Risks for former smokers

+1

Are there more risks for former smokers with breast lift? The risks of wound healing complications are present in former smokers, but only if they quit less than a month. If you quit more than 6 months, then your risk is probably the same as a non smoker. This is because the body is amazing at repairing itself if given the right conditions.

 

I make my patients quit smoking 4 weeks before and 4 weeks after surgery and for the most part have had no problems with wound healing complications.

James Motlagh, MD
Tyler Plastic Surgeon
4.5 out of 5 stars 26 reviews

Former Smoker and Risk for Breast Augmentation and Breast Lift

+1

    Having quit 6 years before the surgery, your risks of problems with the breast augmentation and breast lift should be close to that of an individual who has never smoked.  Find a board certified plastic surgeon with ELITE credentials who performs hundreds of breast lifts and breast augmentations each year.  Kenneth Hughes, MD Los Angeles, CA

Remote smoking history impact on breast surgery risk?

+1

You quit smoking over 6 years ago. Bravo! You really should not have any problems. And definitely stay away from second-hand smoke too!

Michele A. Shermak, MD
Baltimore Plastic Surgeon
5.0 out of 5 stars 26 reviews

Smoking and Breast Surgery

+1

After 6 years, I would not worry at all.  I have my breast lift patients quit smoking one month before surgery.  Straightforward augment patients quit one week prior.  This has led to minimal increased risk in my patients.

Brian Reedy, MD
Reading Plastic Surgeon
5.0 out of 5 stars 33 reviews

Remote Smoker and Risks with Breast Lifting?

+1

Unfortunately, there is no way to quantitate exactly how much more risk (if any) you are given your remote smoking history. It is very likely, given that you have been “nicotine free” for 6 years that you will be  considered to have almost the same risk as a non-smoker,  when it comes to complications around the time of breast lifting surgery.

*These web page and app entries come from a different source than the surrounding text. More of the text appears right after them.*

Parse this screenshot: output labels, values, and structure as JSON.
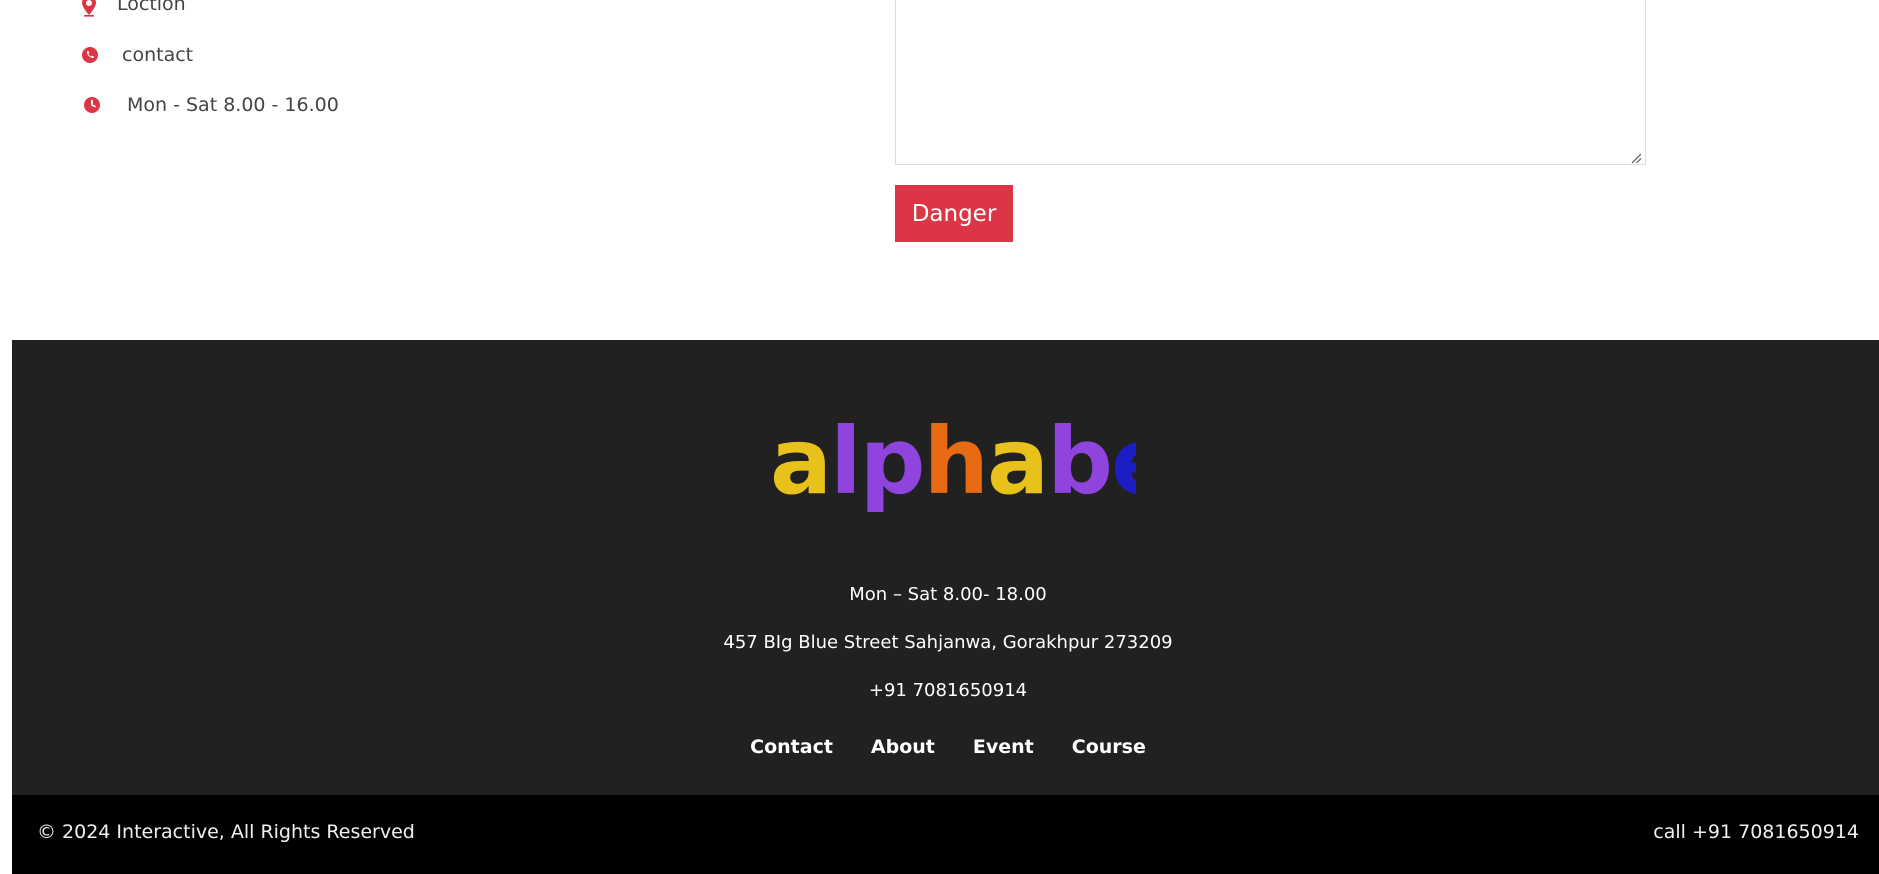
{
  "contact_info": {
    "items": [
      {
        "icon": "map-pin-icon",
        "label": "Loction"
      },
      {
        "icon": "phone-icon",
        "label": "contact"
      },
      {
        "icon": "clock-icon",
        "label": "Mon - Sat 8.00 - 16.00"
      }
    ],
    "icon_color": "#dc3545"
  },
  "form": {
    "message_value": "",
    "submit_label": "Danger",
    "submit_color": "#dc3545"
  },
  "footer": {
    "logo_text": "alphabet",
    "hours": "Mon – Sat 8.00- 18.00",
    "address": "457 BIg Blue Street Sahjanwa, Gorakhpur 273209",
    "phone": "+91 7081650914",
    "nav": [
      "Contact",
      "About",
      "Event",
      "Course"
    ],
    "background": "#212121"
  },
  "bottom_bar": {
    "copyright": "© 2024 Interactive, All Rights Reserved",
    "call": "call +91 7081650914",
    "background": "#000000"
  }
}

 Best wishes.

Smoking and surgery

+1

Great job.  Smoking and surgery doesn't mix well at all, You have stopped for a significant  period of time.  You really should have no problems.

Miguel Delgado, Jr., MD
San Francisco Plastic Surgeon
4.5 out of 5 stars 29 reviews

These answers are for educational purposes and should not be relied upon as a substitute for medical advice you may receive from your physician. If you have a medical emergency, please call 911. These answers do not constitute or initiate a patient/doctor relationship.